April 8, 2013

Suppressing Reality-Based Analysis: Chomsky, the Leveretts, and America’s Iran Debate

Suppressing Reality-Based Analysis: Chomsky, the Leveretts, and America’s Iran Debate
By Flynt Leverett and Hillary Mann Leverett 
Published on April 8, 2013
Mainstream reaction to our new book, Going to Tehran:  Why the United States Must Come to Terms with the Islamic Republic of Iran, underscores some important realities about America’s Iran debate—and about the political and cultural obstacles to truly constructive change in American foreign policy.  Flynt addressed this point last week on “The Monitor,” a news analysis program hosted by Mark Bebawi and Otis McClay for KPFT, Pacifica Radio’s Houston station.  (To listen to the interview, click here; Flynt is the second half of the program, so those who want to go directly to him should scroll forward to just slightly past the halfway mark.)

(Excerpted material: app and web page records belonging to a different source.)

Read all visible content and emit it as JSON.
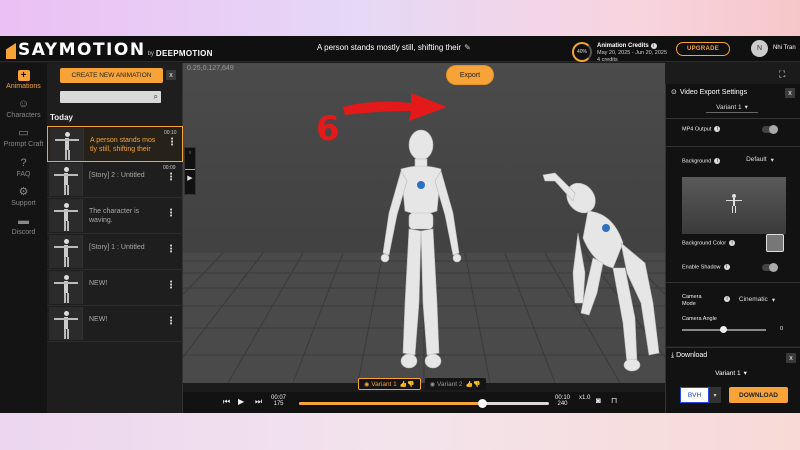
{
  "app": {
    "logo_text": "SAYMOTION",
    "logo_by": "by",
    "logo_brand": "DEEPMOTION"
  },
  "header": {
    "project_title": "A person stands mostly still, shifting their",
    "credits": {
      "ring_label": "40%",
      "title": "Animation Credits",
      "date_range": "May 20, 2025 - Jun 20, 2025",
      "count": "4 credits"
    },
    "upgrade_label": "UPGRADE",
    "avatar_initial": "N",
    "user_name": "Nhi Tran"
  },
  "nav": [
    {
      "label": "Animations",
      "icon": "plus-icon",
      "glyph": "+"
    },
    {
      "label": "Characters",
      "icon": "person-icon",
      "glyph": "☺"
    },
    {
      "label": "Prompt Craft",
      "icon": "keyboard-icon",
      "glyph": "▭"
    },
    {
      "label": "FAQ",
      "icon": "question-icon",
      "glyph": "?"
    },
    {
      "label": "Support",
      "icon": "gear-icon",
      "glyph": "⚙"
    },
    {
      "label": "Discord",
      "icon": "chat-icon",
      "glyph": "▬"
    }
  ],
  "panel": {
    "create_label": "CREATE NEW ANIMATION",
    "close_glyph": "x",
    "search_placeholder": "",
    "section_label": "Today",
    "items": [
      {
        "title": "A person stands mos tly still, shifting their",
        "duration": "00:10"
      },
      {
        "title": "[Story] 2 : Untitled",
        "duration": "00:09"
      },
      {
        "title": "The character is waving.",
        "duration": ""
      },
      {
        "title": "[Story] 1 : Untitled",
        "duration": ""
      },
      {
        "title": "NEW!",
        "duration": ""
      },
      {
        "title": "NEW!",
        "duration": ""
      }
    ]
  },
  "viewport": {
    "coords": "0.25,0.127,649",
    "export_label": "Export",
    "annotation_number": "6",
    "variants": [
      {
        "label": "Variant 1",
        "selected": true
      },
      {
        "label": "Variant 2",
        "selected": false
      }
    ]
  },
  "timeline": {
    "current_time": "00:07",
    "current_frame": "175",
    "total_time": "00:10",
    "total_frame": "240",
    "speed": "x1.0",
    "progress": 0.73
  },
  "export_settings": {
    "title": "Video Export Settings",
    "variant": "Variant 1",
    "mp4_label": "MP4 Output",
    "background_label": "Background",
    "background_value": "Default",
    "bg_color_label": "Background Color",
    "bg_color": "#777777",
    "shadow_label": "Enable Shadow",
    "camera_mode_label": "Camera Mode",
    "camera_mode_value": "Cinematic",
    "camera_angle_label": "Camera Angle",
    "camera_angle_value": "0"
  },
  "download": {
    "title": "Download",
    "variant": "Variant 1",
    "format": "BVH",
    "button_label": "DOWNLOAD"
  },
  "colors": {
    "accent": "#f7a338",
    "annotation": "#e41a1a",
    "bg": "#1b1b1b"
  }
}
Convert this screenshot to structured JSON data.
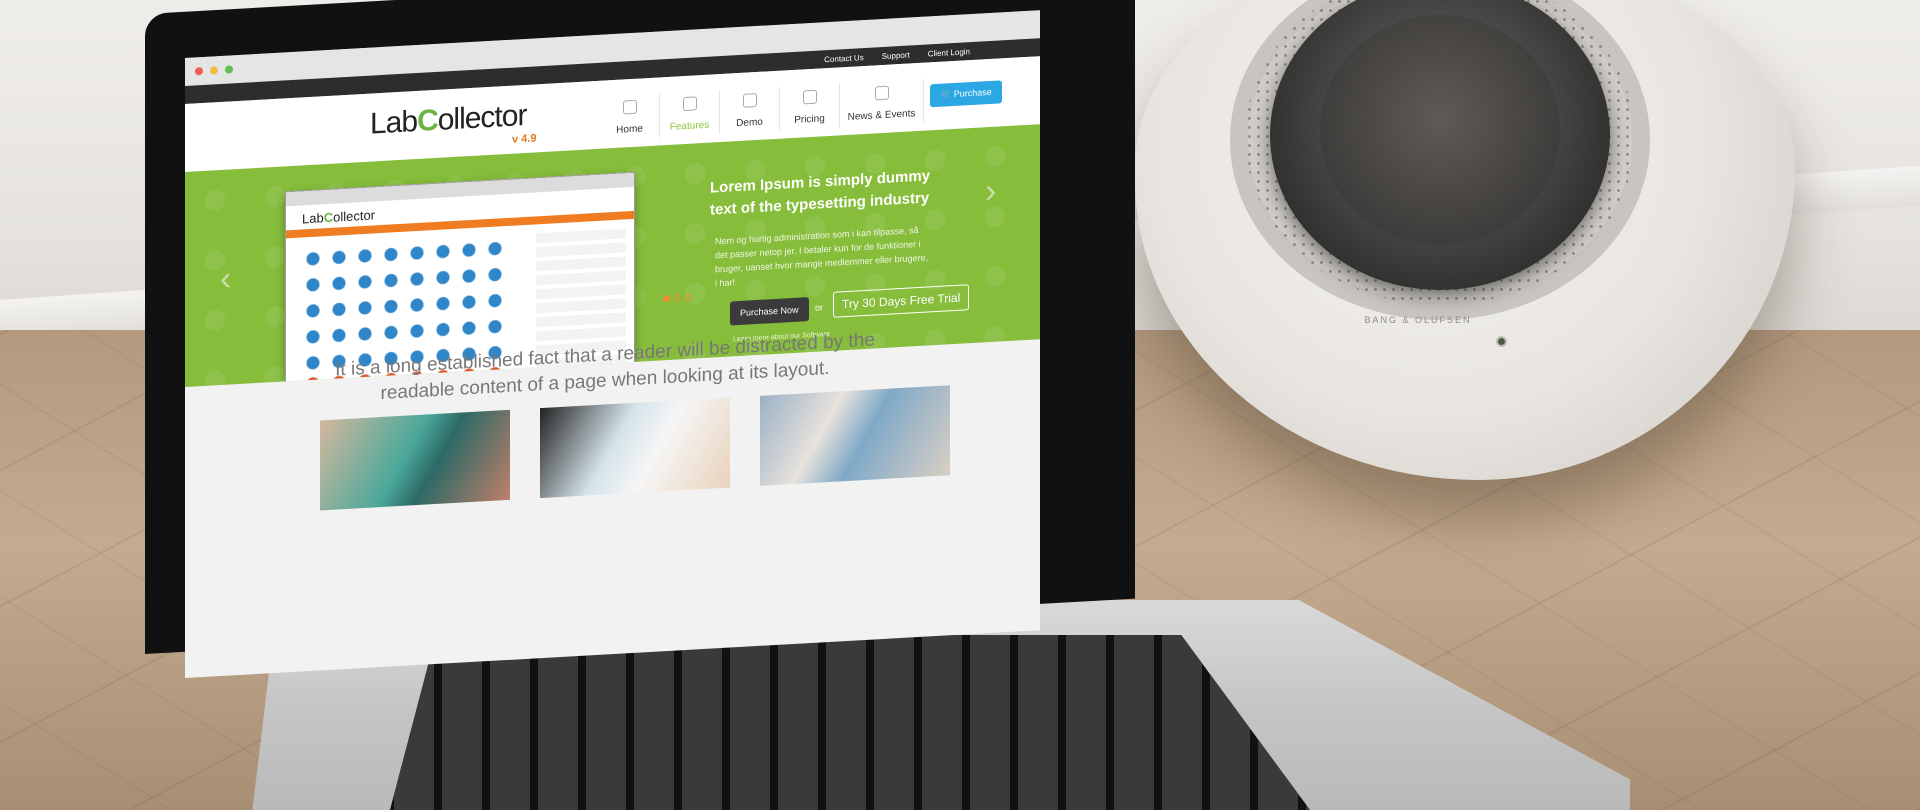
{
  "site": {
    "top_links": [
      "Contact Us",
      "Support",
      "Client Login"
    ],
    "logo_text_a": "Lab",
    "logo_text_c": "C",
    "logo_text_b": "ollector",
    "version": "v 4.9",
    "nav": [
      {
        "label": "Home",
        "icon": "home-icon"
      },
      {
        "label": "Features",
        "icon": "gear-icon"
      },
      {
        "label": "Demo",
        "icon": "monitor-icon"
      },
      {
        "label": "Pricing",
        "icon": "tag-icon"
      },
      {
        "label": "News & Events",
        "icon": "news-icon"
      }
    ],
    "purchase_label": "Purchase",
    "hero": {
      "title": "Lorem Ipsum is simply dummy text of the typesetting industry",
      "body": "Nem og hurtig administration som i kan tilpasse, så det passer netop jer. I betaler kun for de funktioner i bruger, uanset hvor mange medlemmer eller brugere, i har!",
      "primary_button": "Purchase Now",
      "or": "or",
      "secondary_button": "Try 30 Days Free Trial",
      "learn_more": "Learn more about our Software"
    },
    "tagline": "It is a long established fact that a reader will be distracted by the readable content of a page when looking at its layout.",
    "slide_count": 3,
    "active_slide": 1
  },
  "speaker": {
    "brand": "BANG & OLUFSEN"
  },
  "colors": {
    "accent_green": "#86bd3b",
    "orange": "#f08c2e",
    "blue_button": "#2ba7e3"
  }
}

In his first question, Mark Bebawi underscores that both of us are people who have spent “a lot of time in the institutions of power,” with connections to “all sorts of fairly well respected within the mainstream” organizations (e.g., the Council on Foreign Relations, the International Institute for Strategic Studies, and, at various points, prominent Washington think tanks).  He commends Going to Tehran as “full of logical thinking based on history.”  He notes, though, that because the book’s analyses and arguments are “going against the tide,” mainstream reaction to Going to Tehran is “full of all sorts of accusations about what your motives might be” for having written itincluding “everything from accusations of being agents of the Iranian government to being a disgruntled employee.”  Flynt responds,

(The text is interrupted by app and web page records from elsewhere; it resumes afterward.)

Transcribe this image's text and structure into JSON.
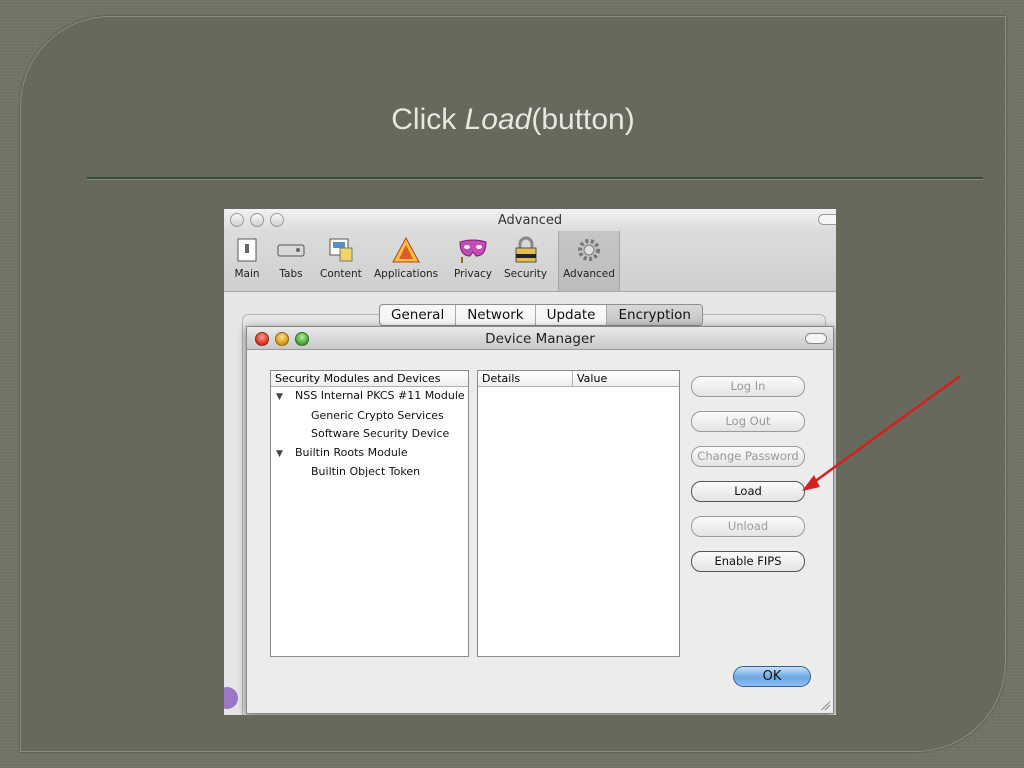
{
  "slide": {
    "title_prefix": "Click ",
    "title_em": "Load",
    "title_suffix": "(button)"
  },
  "advanced_window": {
    "title": "Advanced",
    "toolbar": [
      {
        "label": "Main",
        "icon": "main-switch-icon"
      },
      {
        "label": "Tabs",
        "icon": "tabs-icon"
      },
      {
        "label": "Content",
        "icon": "content-icon"
      },
      {
        "label": "Applications",
        "icon": "applications-icon"
      },
      {
        "label": "Privacy",
        "icon": "privacy-mask-icon"
      },
      {
        "label": "Security",
        "icon": "security-lock-icon"
      },
      {
        "label": "Advanced",
        "icon": "advanced-gear-icon"
      }
    ],
    "selected_toolbar_item": "Advanced",
    "tabs": [
      "General",
      "Network",
      "Update",
      "Encryption"
    ],
    "active_tab": "Encryption"
  },
  "device_manager": {
    "title": "Device Manager",
    "modules_header": "Security Modules and Devices",
    "tree": [
      {
        "label": "NSS Internal PKCS #11 Module",
        "level": 0,
        "expanded": true
      },
      {
        "label": "Generic Crypto Services",
        "level": 1
      },
      {
        "label": "Software Security Device",
        "level": 1
      },
      {
        "label": "Builtin Roots Module",
        "level": 0,
        "expanded": true
      },
      {
        "label": "Builtin Object Token",
        "level": 1
      }
    ],
    "details_header": "Details",
    "value_header": "Value",
    "buttons": {
      "login": "Log In",
      "logout": "Log Out",
      "change_password": "Change Password",
      "load": "Load",
      "unload": "Unload",
      "enable_fips": "Enable FIPS"
    },
    "ok": "OK"
  },
  "colors": {
    "slide_bg": "#66695b",
    "arrow": "#d42020",
    "ok_button": "#6aa7e4"
  }
}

We are taking on a very well entrenched mythology about Iran—about its foreign policy, about its internal politics, about how the United States deals with it.  Particularly in the post-Cold War era, America has embraced some very, very dangerous mythologies about different parts of the world, about America’s role in the world—I think that’s an important part of how we got into the terrible blunder and crime of the Iraq War.

My wife and I watched that one from the inside, when all the institutions that Americans are supposed to rely on to push back against bad policy ideas, against bad analysis, against bad arguments—institutions like Congress, media, think tanks, public intellectuals—with a few honorable and courageous exceptions, those institutions basically rolled over for the executive branch.  And we were determined that, this time around, someone was going to ask the hard questions, make the kind of countervailing arguments that should have been made before the Iraq invasion, but weren’t.

Continued. . .